Recently, I’ve begun talking about my blogging more and more with my colleagues and coworkers here at Cornell. Those who have stopped by and read my blog have been quite vocal in their compliments. It’s been a real “pat on the back.” One member of my research group goes so far as to say that he never would have guessed, just looking at me, that I had such diverse intellectual interests, or that I enjoyed discussion of science so much. And it’s true, I’m rather reserved most of the time with others in the lab, perhaps even shy about others’ reactions to my opinions. The personal compliments I’ve received on my blogging have been encouraging me to consider extending my efforts.

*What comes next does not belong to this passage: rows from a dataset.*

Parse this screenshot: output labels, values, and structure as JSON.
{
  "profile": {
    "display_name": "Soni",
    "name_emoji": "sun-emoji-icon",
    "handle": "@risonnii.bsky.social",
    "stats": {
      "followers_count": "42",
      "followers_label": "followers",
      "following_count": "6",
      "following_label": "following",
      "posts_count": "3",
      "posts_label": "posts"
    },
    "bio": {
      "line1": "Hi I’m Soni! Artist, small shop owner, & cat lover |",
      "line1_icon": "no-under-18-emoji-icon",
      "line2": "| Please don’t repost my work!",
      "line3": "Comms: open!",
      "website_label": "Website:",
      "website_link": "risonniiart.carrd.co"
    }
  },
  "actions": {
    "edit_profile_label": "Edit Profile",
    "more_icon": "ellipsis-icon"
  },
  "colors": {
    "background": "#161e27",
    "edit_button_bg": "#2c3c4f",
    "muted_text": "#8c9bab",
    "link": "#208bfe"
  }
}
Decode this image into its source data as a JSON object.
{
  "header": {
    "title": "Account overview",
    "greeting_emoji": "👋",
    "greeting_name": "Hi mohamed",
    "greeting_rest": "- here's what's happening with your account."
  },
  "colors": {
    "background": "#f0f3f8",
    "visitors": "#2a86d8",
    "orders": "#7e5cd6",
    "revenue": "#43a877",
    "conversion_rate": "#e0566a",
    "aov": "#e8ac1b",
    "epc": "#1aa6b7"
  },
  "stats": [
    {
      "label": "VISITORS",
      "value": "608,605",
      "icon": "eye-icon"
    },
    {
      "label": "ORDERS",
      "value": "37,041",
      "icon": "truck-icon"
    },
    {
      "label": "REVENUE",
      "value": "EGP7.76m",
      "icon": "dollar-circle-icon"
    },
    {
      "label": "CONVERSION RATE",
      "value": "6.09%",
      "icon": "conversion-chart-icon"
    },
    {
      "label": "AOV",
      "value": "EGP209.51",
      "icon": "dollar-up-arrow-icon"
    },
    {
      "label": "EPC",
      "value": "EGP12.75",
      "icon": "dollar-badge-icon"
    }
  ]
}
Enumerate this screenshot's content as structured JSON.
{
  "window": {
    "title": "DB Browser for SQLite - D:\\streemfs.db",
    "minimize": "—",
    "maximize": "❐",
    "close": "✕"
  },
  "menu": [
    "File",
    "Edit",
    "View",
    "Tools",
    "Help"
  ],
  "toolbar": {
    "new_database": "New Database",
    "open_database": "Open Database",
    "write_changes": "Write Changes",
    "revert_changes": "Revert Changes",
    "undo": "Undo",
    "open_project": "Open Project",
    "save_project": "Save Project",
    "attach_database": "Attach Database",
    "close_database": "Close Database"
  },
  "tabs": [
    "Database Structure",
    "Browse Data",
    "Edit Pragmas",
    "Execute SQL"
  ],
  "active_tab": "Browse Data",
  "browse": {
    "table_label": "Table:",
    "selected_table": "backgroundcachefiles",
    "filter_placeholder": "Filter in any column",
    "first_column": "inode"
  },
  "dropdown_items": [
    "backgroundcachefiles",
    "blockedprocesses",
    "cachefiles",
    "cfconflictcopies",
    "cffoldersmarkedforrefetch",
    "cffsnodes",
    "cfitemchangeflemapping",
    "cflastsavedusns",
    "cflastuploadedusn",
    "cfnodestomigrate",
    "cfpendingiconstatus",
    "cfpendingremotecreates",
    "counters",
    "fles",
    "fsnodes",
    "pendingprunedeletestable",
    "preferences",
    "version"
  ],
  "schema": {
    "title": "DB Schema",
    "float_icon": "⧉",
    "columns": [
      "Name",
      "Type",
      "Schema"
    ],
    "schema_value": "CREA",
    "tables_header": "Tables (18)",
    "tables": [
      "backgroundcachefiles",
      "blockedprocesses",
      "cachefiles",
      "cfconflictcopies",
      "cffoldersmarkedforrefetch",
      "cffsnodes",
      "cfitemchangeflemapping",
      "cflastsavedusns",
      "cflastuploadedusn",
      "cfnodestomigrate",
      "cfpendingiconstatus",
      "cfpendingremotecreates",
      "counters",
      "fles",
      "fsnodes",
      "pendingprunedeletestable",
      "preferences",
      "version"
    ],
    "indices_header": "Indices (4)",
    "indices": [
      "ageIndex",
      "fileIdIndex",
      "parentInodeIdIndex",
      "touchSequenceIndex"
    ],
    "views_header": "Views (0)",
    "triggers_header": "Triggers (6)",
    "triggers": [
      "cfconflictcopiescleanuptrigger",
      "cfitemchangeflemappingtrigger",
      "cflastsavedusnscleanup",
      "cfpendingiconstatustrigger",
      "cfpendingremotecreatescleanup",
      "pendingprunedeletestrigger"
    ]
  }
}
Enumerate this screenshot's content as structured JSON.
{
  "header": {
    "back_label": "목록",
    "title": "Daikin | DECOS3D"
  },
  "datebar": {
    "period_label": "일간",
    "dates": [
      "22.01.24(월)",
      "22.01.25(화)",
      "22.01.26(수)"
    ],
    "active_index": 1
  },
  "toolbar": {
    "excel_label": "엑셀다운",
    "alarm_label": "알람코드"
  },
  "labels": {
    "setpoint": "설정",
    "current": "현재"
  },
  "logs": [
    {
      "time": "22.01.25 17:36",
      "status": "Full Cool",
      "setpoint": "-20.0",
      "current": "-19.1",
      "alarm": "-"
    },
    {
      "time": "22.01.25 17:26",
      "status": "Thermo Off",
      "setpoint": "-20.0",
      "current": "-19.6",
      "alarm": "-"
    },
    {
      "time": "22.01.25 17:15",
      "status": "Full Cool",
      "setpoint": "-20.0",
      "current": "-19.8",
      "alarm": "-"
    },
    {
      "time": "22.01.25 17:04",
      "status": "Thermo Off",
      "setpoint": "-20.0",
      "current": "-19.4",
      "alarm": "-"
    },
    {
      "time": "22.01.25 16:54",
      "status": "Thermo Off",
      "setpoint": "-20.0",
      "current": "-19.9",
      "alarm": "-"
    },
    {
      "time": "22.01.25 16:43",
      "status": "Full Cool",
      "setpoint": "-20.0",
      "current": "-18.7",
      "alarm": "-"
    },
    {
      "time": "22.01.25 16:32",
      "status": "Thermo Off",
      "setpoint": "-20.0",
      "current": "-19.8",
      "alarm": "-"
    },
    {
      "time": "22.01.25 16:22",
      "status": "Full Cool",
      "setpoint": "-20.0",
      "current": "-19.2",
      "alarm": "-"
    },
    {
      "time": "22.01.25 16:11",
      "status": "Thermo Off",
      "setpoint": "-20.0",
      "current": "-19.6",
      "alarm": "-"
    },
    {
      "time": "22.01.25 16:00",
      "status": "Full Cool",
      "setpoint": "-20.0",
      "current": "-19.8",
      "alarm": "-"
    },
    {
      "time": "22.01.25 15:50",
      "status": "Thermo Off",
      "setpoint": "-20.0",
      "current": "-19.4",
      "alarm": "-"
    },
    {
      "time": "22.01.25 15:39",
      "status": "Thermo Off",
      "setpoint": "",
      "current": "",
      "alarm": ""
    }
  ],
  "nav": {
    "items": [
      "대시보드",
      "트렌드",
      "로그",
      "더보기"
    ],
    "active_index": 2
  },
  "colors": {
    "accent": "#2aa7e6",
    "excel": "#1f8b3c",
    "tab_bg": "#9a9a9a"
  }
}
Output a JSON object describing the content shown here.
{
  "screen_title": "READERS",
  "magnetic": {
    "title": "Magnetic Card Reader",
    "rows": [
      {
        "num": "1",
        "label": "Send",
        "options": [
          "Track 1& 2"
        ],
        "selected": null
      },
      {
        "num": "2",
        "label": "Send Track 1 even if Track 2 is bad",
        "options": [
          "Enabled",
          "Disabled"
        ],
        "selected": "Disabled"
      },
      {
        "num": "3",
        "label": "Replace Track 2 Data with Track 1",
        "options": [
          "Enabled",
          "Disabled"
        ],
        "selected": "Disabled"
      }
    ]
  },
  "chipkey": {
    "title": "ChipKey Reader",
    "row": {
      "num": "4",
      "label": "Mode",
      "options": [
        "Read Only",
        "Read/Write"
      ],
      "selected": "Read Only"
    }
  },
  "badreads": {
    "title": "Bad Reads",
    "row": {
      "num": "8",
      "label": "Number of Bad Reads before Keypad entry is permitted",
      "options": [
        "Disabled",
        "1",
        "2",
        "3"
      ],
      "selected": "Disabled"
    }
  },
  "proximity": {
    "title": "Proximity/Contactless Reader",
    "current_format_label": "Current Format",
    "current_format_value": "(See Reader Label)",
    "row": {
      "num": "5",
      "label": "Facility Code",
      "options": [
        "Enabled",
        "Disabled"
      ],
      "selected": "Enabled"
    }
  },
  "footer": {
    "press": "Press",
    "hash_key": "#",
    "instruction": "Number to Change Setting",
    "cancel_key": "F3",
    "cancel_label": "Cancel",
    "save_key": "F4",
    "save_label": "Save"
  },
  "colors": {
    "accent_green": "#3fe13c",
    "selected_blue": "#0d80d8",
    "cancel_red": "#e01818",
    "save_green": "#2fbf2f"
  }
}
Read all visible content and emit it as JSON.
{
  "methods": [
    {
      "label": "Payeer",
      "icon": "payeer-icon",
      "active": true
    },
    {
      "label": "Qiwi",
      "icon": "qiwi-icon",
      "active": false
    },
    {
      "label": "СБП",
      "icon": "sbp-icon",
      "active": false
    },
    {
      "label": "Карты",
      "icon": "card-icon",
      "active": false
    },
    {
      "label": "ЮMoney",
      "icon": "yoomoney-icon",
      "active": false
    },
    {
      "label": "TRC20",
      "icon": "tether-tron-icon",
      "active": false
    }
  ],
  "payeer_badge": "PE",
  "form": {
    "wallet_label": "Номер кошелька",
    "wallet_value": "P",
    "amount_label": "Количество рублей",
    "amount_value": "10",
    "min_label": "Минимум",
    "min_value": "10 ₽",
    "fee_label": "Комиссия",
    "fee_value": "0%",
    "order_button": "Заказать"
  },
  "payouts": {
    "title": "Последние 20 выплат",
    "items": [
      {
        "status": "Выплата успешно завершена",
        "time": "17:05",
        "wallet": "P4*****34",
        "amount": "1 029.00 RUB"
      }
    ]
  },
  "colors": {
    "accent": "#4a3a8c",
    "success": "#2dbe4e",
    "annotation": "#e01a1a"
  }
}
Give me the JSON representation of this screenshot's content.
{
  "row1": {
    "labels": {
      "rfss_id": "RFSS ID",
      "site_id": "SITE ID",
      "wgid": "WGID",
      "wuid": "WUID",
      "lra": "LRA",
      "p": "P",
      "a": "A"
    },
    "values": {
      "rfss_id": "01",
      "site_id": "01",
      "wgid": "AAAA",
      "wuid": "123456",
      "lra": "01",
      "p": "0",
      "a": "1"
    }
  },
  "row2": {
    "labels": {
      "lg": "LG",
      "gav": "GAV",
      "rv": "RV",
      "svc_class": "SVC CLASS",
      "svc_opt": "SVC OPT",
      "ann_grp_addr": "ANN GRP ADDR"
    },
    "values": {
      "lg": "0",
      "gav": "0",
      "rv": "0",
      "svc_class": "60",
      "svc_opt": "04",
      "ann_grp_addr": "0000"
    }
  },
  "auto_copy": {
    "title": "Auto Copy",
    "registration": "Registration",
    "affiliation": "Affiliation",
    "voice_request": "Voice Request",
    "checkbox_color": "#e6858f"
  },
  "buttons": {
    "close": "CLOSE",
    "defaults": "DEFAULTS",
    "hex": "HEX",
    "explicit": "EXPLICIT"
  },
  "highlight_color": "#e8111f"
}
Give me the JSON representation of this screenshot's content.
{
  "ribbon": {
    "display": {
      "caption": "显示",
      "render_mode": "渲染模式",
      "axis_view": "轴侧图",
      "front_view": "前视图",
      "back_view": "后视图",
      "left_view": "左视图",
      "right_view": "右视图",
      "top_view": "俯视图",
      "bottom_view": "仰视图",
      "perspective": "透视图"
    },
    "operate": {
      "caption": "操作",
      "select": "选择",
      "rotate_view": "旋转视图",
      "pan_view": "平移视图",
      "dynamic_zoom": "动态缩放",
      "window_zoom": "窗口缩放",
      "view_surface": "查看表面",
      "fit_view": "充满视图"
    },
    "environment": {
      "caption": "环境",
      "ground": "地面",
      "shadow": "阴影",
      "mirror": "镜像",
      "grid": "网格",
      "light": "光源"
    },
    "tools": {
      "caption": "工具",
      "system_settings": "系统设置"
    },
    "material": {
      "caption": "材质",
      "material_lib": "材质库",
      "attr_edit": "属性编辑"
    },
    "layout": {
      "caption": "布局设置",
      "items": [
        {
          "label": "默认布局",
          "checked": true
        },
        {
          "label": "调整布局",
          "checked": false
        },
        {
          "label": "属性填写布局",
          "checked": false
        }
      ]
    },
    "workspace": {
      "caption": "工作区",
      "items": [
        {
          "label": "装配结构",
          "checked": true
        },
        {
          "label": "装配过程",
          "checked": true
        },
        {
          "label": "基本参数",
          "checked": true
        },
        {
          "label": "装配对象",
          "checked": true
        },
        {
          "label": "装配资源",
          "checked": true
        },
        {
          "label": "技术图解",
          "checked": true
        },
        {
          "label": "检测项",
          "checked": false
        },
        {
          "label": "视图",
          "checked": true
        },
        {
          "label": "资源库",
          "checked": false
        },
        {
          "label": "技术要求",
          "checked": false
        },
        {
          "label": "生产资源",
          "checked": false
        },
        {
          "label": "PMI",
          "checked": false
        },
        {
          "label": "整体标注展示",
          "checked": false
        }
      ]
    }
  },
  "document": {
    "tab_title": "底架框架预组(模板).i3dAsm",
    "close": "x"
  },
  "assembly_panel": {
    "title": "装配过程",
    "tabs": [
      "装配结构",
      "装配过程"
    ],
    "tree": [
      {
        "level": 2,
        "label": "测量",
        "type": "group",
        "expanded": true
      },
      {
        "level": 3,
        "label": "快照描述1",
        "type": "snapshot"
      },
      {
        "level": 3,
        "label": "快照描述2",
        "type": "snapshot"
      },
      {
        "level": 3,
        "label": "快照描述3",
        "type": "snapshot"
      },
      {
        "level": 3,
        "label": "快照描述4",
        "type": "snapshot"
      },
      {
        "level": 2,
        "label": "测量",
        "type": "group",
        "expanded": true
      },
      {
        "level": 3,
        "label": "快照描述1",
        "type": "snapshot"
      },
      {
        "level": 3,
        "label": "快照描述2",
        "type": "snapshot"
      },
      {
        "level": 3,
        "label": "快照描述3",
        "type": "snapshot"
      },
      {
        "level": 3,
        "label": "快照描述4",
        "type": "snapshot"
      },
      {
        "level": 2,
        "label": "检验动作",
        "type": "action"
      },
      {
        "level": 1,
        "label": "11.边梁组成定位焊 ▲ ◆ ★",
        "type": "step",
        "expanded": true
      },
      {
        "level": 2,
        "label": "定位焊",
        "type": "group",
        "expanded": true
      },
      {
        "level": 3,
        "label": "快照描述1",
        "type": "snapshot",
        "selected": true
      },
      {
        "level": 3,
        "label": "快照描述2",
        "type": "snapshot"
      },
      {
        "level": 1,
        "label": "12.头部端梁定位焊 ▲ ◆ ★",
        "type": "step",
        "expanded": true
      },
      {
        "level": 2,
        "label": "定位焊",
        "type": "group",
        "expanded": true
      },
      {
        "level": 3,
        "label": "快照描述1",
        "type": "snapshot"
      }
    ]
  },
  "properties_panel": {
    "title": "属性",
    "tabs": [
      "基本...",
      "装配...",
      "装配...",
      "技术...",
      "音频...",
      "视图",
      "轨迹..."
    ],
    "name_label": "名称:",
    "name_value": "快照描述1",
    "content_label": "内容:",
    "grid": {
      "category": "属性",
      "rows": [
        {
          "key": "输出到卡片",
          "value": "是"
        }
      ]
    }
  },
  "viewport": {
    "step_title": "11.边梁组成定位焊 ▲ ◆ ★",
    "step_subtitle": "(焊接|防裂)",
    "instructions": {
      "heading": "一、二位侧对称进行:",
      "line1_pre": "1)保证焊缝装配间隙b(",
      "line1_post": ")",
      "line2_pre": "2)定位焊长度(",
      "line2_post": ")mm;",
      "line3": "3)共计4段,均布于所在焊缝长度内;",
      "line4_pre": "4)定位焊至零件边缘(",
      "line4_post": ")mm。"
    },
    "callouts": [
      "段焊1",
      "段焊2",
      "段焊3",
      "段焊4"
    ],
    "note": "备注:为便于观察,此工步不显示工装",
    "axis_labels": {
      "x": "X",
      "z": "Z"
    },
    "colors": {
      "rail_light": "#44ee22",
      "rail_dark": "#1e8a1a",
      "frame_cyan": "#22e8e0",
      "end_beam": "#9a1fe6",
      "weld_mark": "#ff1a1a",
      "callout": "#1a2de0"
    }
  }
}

It is rather significant that I post so regularly, and apparently write well enough, without ever having asked for a dime. Another colleague suggested that maybe that is what I should be doing, if I enjoyed it so much, even if only as something “on the side.”
The trouble is, I don’t quite know how one might go about turning science blogging into a profitable writing experience. Bora is the only one that I know to have done this, with publishing The Open Laboratory: The Best Writing on Science Blogs 2006. Other science writers, such as Carl Zimmer, Chris Mooney, and others, were writers first and then blogged, so that’s not of much help.
One possibility is to just write. Essays, commentaries, reporting of published results. Well, I do that a bit already. I could develop my wit and humor, I could write longer and more comprehensive posts, and I could begin to weave them into a publishable series or anthology. Or maybe I could create a column, or get some press credentials for the AAAS, National Academies of Science, National Audubon Society, or the Cornell Lab of Ornithology.
I don’t know, but if you have any advice, I’m listening.